Attorney General John D. Ashcroft announced yesterday that he has selected a senior FBI official and former federal prosecutor to serve as interim U.S. attorney for the District.
Kenneth L. Wainstein, who was chief of staff to FBI Director Robert S. Mueller III, was sworn in yesterday at U.S. District Court, taking charge of the largest U.S. attorney's office in the country.
The news ends days of speculation about who will succeed Roscoe C. Howard Jr., who announced May 18 that he was stepping down after nearly three years in the job. Howard, whose last day was yesterday, is going into private practice.
Wainstein, 42, handled numerous high-profile matters as a prosecutor for the office, including the case that led to the conviction of Carl Derek Cooper for the 1997 slayings of three people at a Starbucks coffeehouse. Last night he said he is excited to rejoin a staff he considers among the best in the country.
"There is no more satisfying or meaningful work than being a prosecutor in D.C.," he said.
Wainstein was the Bush administration's interim pick the last time the job opened up, serving for several months in 2001, before stepping aside when Howard was nominated. The president chooses U.S. attorneys, subject to Senate confirmation. This time, Wainstein could emerge as the White House's permanent choice.
The Washington office is unique because it prosecutes local as well as federal crimes. Despite its size and status, it has been passed over by the Justice Department in recent years for important cases. Many such cases, particularly involving terrorism, have ended up in New York or Virginia.
With his connections to the highest levels of the Justice Department, Wainstein could be in a stronger position to push to get the kind of major cases the office traditionally has handled.
"There are a lot of big cases out there, a lot of big investigations, and whenever a case like that arises, I'm going to urge that we have a substantial role," Wainstein said.
The attorney general names interim leaders of U.S. attorney's offices, and those appointments are for no more than 120 days. After that, the chief judge of the U.S. District Court makes the temporary appointments, typically keeping the previous interim leaders.
With the presidential election about five months away, it is unclear whether the White House will move to permanently fill the job this year. Current and former federal prosecutors said that they believed Wainstein would rank high on any list compiled by the Bush administration but that others could emerge if Sen. John F. Kerry (Mass.), the presumptive Democratic presidential nominee, defeats President Bush in November.
Asked about his long-term prospects, Wainstein was circumspect, saying he is thrilled to be in the job. "I would be honored to serve any length of time," he said.

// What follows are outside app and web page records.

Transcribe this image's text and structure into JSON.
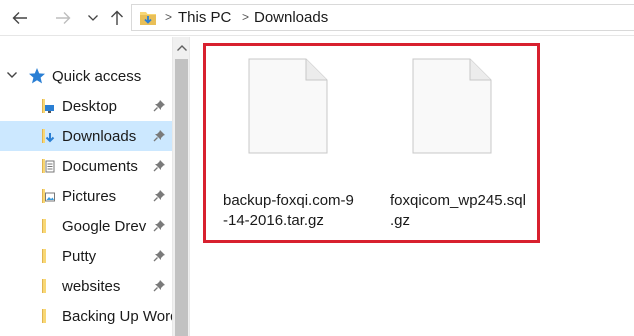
{
  "address_bar": {
    "breadcrumbs": [
      "This PC",
      "Downloads"
    ],
    "separator": ">",
    "icons": {
      "back": "arrow-left-icon",
      "forward": "arrow-right-icon",
      "recent": "chevron-down-icon",
      "up": "arrow-up-icon",
      "location": "downloads-folder-icon"
    }
  },
  "nav_pane": {
    "quick_access": {
      "label": "Quick access",
      "icon": "star-icon",
      "expanded": true
    },
    "items": [
      {
        "label": "Desktop",
        "icon": "desktop-folder-icon",
        "pinned": true,
        "selected": false
      },
      {
        "label": "Downloads",
        "icon": "downloads-folder-icon",
        "pinned": true,
        "selected": true
      },
      {
        "label": "Documents",
        "icon": "documents-folder-icon",
        "pinned": true,
        "selected": false
      },
      {
        "label": "Pictures",
        "icon": "pictures-folder-icon",
        "pinned": true,
        "selected": false
      },
      {
        "label": "Google Drev",
        "icon": "folder-icon",
        "pinned": true,
        "selected": false
      },
      {
        "label": "Putty",
        "icon": "folder-icon",
        "pinned": true,
        "selected": false
      },
      {
        "label": "websites",
        "icon": "folder-icon",
        "pinned": true,
        "selected": false
      },
      {
        "label": "Backing Up Word",
        "icon": "folder-icon",
        "pinned": false,
        "selected": false
      }
    ]
  },
  "content": {
    "files": [
      {
        "name": "backup-foxqi.com-9-14-2016.tar.gz",
        "name_lines": [
          "backup-foxqi.com-9",
          "-14-2016.tar.gz"
        ],
        "icon": "blank-file-icon"
      },
      {
        "name": "foxqicom_wp245.sql.gz",
        "name_lines": [
          "foxqicom_wp245.sql",
          ".gz"
        ],
        "icon": "blank-file-icon"
      }
    ],
    "highlight_color": "#d8202f"
  },
  "colors": {
    "selection": "#cce8ff",
    "folder_yellow": "#f8d775",
    "folder_dark": "#e0b450",
    "star_blue": "#2a7fd4",
    "scrollbar_thumb": "#c2c2c2"
  }
}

Unlike other cities, many of which have elected prosecutors, the community has no direct say in who gets the job in Washington. It remains unclear whether the Bush administration will seek advice from Mayor Anthony A. Williams (D), Del. Eleanor Holmes Norton (D) or other local officials.
In a letter this week, Norton urged Bush to appoint someone who lives in the District or would be willing to move there. Howard lives in Virginia, a sore point with some D.C. officials.
Wainstein grew up in Alexandria and lives there now but said he understands the feelings of Norton and others in the city. "I think that's an understandable concern on the part of residents of the District, and I would be willing to move into D.C.," he said.
Ashcroft did not offer any indication about the administration's long-range intentions yesterday but praised Wainstein, who had a high-ranking job at the Justice Department before moving to the FBI in July 2002.
"Ken has served our nation with distinction for years, fighting gang violence and working to keep hardened criminals off the street," Ashcroft said in a statement.
Wainstein began work as a prosecutor in 1989 with the U.S. attorney's office in New York. He moved to the prosecutor's office in Washington in 1992, staying until August 2001, when he became the Justice Department's director of the Executive Office for U.S. Attorneys. He later became the FBI's general counsel and Mueller's chief of staff as the agency focused on counterterrorism.